Gareth Williams, a curator at the British Museum, said that making false coinage risked a severe penalty – having a hand cut off – at the time.

“We can see from these coins that that wasn’t a deterrent,” he added.

Evidence showed that whoever buried the hoard was “involved in some way in the Battle of Hastings”, he said.

The hoard would have bought a flock of more than 500 sheep and so would have belonged to “someone relatively wealthy”.

That person “may or not” have come to an unpleasant end, he said.

“It may even be that it was buried under a tree to mark the spot and the tree blows down in the storm and the person can’t find it there,” he added.

The hoard is the largest Norman treasure find since 1833 and features examples of how French-speaking officials had struggled to get a grip on Old English, which is imperfectly stamped onto some of the silver coins.

Mr Williams said: “This is an extremely significant find for our understanding of the impact of the Norman Conquest of 1066.

“The coins help us understand how changes under Norman rule impacted on society as a whole.”

PA

Register for free to continue reading

Registration is a free and easy way to support our truly independent journalism

By registering, you will also enjoy limited access to Premium articles, exclusive newsletters, commenting, and virtual events with our leading journalists

Please enter a valid email
Please enter a valid email
Must be at least 6 characters, include an upper and lower case character and a number
Must be at least 6 characters, include an upper and lower case character and a number
Must be at least 6 characters, include an upper and lower case character and a number
Please enter your first name
Special characters aren’t allowed
Please enter a name between 1 and 40 characters
Please enter your last name
Special characters aren’t allowed
Please enter a name between 1 and 40 characters
You must be over 18 years old to register
You must be over 18 years old to register
Opt-out-policy
You can opt-out at any time by signing in to your account to manage your preferences. Each email has a link to unsubscribe.

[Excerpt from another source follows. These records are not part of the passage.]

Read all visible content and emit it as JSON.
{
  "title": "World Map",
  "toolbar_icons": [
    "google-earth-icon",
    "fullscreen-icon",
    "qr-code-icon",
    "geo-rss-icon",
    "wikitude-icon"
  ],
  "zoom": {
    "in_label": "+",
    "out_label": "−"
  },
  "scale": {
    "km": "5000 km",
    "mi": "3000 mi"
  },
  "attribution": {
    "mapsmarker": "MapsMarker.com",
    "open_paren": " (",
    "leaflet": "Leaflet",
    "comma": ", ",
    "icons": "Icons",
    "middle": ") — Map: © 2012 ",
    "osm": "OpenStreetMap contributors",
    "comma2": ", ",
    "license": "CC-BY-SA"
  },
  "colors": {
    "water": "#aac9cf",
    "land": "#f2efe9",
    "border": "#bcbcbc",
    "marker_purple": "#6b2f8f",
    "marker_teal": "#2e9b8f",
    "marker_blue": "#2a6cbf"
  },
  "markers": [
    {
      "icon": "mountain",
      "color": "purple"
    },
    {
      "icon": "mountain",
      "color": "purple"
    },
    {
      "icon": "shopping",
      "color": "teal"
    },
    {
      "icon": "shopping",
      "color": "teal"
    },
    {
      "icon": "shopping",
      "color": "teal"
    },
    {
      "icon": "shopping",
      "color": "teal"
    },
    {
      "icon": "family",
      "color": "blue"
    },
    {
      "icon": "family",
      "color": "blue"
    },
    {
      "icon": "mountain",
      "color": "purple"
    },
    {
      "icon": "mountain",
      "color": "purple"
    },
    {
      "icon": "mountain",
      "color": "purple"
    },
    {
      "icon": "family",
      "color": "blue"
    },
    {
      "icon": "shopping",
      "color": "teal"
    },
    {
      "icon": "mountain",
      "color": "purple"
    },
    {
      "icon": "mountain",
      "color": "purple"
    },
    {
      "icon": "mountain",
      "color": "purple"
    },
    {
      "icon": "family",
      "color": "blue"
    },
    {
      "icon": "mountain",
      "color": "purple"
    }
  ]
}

By clicking ‘Create my account’ you confirm that your data has been entered correctly and you have read and agree to our Terms of use, Cookie policy and Privacy notice.

This site is protected by reCAPTCHA and the Google Privacy policy and Terms of service apply.

Already have an account? sign in

By clicking ‘Register’ you confirm that your data has been entered correctly and you have read and agree to our Terms of use, Cookie policy and Privacy notice.

This site is protected by reCAPTCHA and the Google Privacy policy and Terms of service apply.

Register for free to continue reading

Registration is a free and easy way to support our truly independent journalism

By registering, you will also enjoy limited access to Premium articles, exclusive newsletters, commenting, and virtual events with our leading journalists

Already have an account? sign in

By clicking ‘Register’ you confirm that your data has been entered correctly and you have read and agree to our Terms of use, Cookie policy and Privacy notice.

This site is protected by reCAPTCHA and the Google Privacy policy and Terms of service apply.

Join our new commenting forum

Join thought-provoking conversations, follow other Independent readers and see their replies

Comments

Thank you for registering

Please refresh the page or navigate to another page on the site to be automatically logged inPlease refresh your browser to be logged in